The sale of the UK government's 40% holding in Eurostar was run well but the £757.1m proceeds were well below the total £3bn taxpayer investment in the service, a spending watchdog report has found.
The National Audit Office (NAO) found the Treasury's goal of maximising profits was achieved when it sold its interest in the Channel Tunnel passenger train to a Canadian-led consortium.
The NAO said that the £585m privatisation, along with Eurostar's £172m redemption of the government's preference share in the company, represented value for money for taxpayers.
"However, the total taxpayer investment in Eurostar, prior to its incorporation, is significantly greater than the proceeds generated from this sale," it said.
"Taxpayer spending on the HS1 project, of which Eurostar cross-channel train service is one part, was over £8bn. The NAO estimates that UK taxpayers' financial investment directly related to the Eurostar train service amounts to approximately £3bn."
The watchdog also found that the timing of the sale, agreed on in 2014, was primarily driven by the desire to sell the interest in Eurostar before the 2015 election.
"The government considered waiting to sell after the new trains were introduced as it thought higher profits could feed through into a higher price," the NAO said.
But in the end it drew the conclusion that any delay would come with uncertainty and risks, so the government decided to sell in early 2015 rather than wait.

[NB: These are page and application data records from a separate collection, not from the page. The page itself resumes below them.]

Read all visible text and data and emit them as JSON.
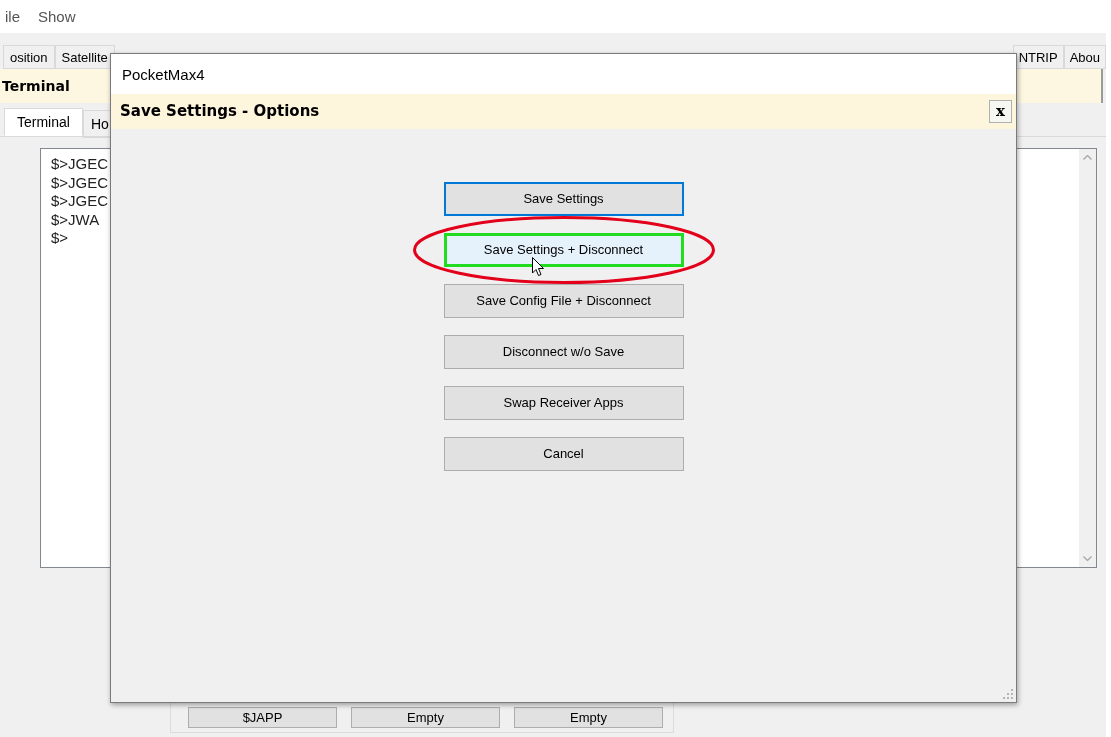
{
  "menu": [
    {
      "label": "ile"
    },
    {
      "label": "Show"
    }
  ],
  "main_tabs": {
    "left": [
      {
        "label": "osition",
        "selected": false
      },
      {
        "label": "Satellite",
        "selected": false
      }
    ],
    "right": [
      {
        "label": "NTRIP",
        "selected": false
      },
      {
        "label": "Abou",
        "selected": false
      }
    ]
  },
  "page_title": "Terminal",
  "sub_tabs": [
    {
      "label": "Terminal",
      "selected": true
    },
    {
      "label": "Ho",
      "selected": false
    }
  ],
  "terminal": {
    "lines": [
      "$>JGEC",
      "$>JGEC",
      "$>JGEC",
      "$>JWA",
      "$>"
    ]
  },
  "quick_buttons": [
    "$JAPP",
    "Empty",
    "Empty"
  ],
  "dialog": {
    "window_title": "PocketMax4",
    "header": "Save Settings - Options",
    "close_label": "x",
    "buttons": [
      {
        "label": "Save Settings",
        "focused": true,
        "hovered": false,
        "circled": false
      },
      {
        "label": "Save Settings + Disconnect",
        "focused": false,
        "hovered": true,
        "circled": true
      },
      {
        "label": "Save Config File + Disconnect",
        "focused": false,
        "hovered": false,
        "circled": false
      },
      {
        "label": "Disconnect w/o Save",
        "focused": false,
        "hovered": false,
        "circled": false
      },
      {
        "label": "Swap Receiver Apps",
        "focused": false,
        "hovered": false,
        "circled": false
      },
      {
        "label": "Cancel",
        "focused": false,
        "hovered": false,
        "circled": false
      }
    ]
  }
}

NAO auditor general Amyas Morse said: "The Government prepared well for the sale of Eurostar and the sale process was run effectively. I regard the sale as value for money."
A Treasury spokesman said the department welcomed the confirmation that the sale delivered a good deal for British taxpayers.
However, the Labour chair of the influential House of Commons Public Accounts Committee, Meg Hillier, accused the government of selling off the family silver.
She said that if the government had held on to its share, it could have received dividends of around £750m over the next 10 years.
"The government's focus in selling its stake in Eurostar appears to have been on short-term cash rather than long-term value for taxpayers," Hillier said.
"Had it kept its share, the government was forecast to pay off over £500m of national debt over the next 10 years using dividends from its 40% share in Eurostar, and receive a further £243m in dividends from its preference share. Once sold, the family silver can't be bought back."